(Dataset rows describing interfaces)
::::::::

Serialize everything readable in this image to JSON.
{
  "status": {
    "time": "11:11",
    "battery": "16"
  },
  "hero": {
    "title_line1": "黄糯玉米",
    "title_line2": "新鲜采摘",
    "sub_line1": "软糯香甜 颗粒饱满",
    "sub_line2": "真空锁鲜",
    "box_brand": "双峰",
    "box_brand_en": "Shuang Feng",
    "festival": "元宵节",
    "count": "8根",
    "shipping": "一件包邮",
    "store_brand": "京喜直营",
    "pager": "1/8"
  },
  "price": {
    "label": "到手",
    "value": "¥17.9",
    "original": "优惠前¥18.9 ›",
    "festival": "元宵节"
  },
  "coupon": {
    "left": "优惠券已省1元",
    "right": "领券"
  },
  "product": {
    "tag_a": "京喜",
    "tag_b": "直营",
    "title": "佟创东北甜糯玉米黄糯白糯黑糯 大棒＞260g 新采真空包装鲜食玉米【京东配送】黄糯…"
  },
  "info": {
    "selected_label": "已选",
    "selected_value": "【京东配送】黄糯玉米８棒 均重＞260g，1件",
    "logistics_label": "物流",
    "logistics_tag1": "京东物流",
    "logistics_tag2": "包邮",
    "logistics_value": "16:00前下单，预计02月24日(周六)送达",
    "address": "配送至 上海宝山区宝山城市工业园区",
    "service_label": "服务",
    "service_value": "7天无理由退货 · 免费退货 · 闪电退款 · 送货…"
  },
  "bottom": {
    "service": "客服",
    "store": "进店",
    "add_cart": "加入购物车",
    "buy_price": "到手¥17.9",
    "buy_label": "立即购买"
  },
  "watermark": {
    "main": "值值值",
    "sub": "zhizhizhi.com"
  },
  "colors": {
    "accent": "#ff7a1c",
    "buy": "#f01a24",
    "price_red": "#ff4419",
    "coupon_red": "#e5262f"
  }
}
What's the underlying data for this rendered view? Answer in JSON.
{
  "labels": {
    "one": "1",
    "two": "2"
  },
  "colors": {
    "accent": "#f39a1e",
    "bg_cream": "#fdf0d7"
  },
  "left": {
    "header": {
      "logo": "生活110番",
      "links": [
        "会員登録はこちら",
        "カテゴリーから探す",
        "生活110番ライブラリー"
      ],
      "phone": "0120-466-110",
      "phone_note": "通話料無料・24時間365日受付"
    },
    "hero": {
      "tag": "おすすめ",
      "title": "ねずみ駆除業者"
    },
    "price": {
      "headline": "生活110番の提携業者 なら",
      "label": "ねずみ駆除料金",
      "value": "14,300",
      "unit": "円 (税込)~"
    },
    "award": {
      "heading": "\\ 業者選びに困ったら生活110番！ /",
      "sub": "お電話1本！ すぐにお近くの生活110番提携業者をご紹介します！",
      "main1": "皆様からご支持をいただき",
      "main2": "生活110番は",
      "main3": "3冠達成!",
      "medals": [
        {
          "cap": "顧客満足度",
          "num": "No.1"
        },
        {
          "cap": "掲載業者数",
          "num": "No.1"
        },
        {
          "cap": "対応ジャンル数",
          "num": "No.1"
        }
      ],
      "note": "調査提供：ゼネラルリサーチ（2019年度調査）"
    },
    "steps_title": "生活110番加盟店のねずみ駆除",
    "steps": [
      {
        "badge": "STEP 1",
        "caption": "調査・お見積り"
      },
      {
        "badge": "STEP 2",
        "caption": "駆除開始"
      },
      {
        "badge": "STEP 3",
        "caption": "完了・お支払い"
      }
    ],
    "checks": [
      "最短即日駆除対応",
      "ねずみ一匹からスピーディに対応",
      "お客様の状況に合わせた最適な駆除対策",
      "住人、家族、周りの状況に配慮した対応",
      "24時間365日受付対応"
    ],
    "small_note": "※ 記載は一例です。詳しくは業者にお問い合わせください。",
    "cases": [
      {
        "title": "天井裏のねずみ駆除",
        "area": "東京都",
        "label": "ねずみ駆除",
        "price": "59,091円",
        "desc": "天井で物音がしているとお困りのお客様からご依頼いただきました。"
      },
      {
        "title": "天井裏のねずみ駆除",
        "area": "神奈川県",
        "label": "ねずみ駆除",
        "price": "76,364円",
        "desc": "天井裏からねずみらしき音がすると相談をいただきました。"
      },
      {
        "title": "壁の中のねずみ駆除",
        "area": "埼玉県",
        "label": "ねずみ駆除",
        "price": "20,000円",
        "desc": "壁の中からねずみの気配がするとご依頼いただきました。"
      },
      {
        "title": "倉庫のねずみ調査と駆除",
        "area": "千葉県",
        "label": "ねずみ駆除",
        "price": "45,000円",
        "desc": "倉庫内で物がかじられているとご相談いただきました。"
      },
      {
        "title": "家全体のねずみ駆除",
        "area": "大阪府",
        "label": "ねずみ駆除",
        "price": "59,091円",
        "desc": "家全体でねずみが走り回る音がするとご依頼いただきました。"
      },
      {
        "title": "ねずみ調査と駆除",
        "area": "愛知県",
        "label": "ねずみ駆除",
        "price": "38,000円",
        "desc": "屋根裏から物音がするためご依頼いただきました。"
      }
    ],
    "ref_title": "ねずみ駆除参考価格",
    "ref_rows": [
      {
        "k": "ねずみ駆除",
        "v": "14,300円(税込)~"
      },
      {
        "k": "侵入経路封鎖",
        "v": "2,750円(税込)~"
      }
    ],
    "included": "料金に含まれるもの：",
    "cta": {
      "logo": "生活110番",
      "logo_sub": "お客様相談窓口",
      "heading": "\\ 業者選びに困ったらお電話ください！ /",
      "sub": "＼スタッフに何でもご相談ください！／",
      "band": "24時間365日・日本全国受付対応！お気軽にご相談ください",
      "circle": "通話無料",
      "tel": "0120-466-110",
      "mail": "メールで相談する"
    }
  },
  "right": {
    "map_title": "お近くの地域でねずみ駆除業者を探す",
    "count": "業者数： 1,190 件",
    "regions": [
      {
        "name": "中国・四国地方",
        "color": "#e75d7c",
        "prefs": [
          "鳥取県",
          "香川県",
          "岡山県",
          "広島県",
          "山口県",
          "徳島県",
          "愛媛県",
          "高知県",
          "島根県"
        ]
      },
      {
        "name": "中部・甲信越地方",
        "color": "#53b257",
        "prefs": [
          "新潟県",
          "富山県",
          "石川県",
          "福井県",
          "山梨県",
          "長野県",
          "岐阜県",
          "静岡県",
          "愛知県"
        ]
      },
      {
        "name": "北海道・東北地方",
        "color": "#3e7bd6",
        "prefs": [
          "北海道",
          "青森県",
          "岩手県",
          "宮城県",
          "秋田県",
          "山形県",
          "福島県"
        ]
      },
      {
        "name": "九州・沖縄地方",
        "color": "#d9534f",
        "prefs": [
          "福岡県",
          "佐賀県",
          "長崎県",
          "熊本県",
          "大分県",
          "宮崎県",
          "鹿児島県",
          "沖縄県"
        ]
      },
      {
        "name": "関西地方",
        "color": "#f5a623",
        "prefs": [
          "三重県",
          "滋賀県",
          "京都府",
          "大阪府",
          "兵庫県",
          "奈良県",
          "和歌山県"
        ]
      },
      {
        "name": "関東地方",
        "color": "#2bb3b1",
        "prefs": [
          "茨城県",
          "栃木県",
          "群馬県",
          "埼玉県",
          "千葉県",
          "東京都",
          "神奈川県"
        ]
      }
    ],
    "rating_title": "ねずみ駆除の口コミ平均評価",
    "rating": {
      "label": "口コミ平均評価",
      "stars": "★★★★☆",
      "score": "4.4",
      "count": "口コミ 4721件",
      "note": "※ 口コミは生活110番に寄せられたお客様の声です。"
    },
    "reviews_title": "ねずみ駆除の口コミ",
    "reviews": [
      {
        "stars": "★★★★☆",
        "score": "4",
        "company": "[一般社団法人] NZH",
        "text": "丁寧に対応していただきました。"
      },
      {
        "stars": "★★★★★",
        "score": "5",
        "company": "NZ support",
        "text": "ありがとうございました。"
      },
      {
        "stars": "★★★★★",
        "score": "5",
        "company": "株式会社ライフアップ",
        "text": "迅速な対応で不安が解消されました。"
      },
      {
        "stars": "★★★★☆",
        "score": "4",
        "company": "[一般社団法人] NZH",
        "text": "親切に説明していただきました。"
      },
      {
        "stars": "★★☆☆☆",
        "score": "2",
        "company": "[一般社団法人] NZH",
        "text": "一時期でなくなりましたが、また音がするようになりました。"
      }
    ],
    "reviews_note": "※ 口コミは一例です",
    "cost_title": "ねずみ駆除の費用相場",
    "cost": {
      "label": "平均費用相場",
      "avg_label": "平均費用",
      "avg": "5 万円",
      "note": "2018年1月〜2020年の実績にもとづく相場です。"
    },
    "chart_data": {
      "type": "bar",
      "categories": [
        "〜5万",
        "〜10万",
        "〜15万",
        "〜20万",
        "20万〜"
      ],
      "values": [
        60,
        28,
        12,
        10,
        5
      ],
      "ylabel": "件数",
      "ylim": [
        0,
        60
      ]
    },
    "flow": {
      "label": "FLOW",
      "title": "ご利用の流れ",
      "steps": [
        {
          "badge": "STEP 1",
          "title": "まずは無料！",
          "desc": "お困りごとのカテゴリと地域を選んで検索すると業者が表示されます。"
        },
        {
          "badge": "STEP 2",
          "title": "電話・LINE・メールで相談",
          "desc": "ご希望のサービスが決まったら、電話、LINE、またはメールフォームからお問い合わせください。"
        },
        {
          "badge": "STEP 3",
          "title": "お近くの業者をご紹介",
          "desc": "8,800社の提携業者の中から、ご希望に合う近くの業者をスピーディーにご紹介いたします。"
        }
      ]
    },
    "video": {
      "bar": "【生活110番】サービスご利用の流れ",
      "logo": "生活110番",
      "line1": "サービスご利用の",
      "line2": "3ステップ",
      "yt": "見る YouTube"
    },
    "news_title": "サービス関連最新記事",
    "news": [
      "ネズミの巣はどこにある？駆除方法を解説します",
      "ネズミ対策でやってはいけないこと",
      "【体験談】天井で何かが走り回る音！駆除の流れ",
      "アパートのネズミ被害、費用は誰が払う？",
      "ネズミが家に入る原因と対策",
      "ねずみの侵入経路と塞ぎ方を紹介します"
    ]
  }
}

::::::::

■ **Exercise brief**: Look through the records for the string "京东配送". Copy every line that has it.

■ **Response for this exercise**:
    "title": "佟创东北甜糯玉米黄糯白糯黑糯 大棒＞260g 新采真空包装鲜食玉米【京东配送】黄糯…"
    "selected_value": "【京东配送】黄糯玉米８棒 均重＞260g，1件",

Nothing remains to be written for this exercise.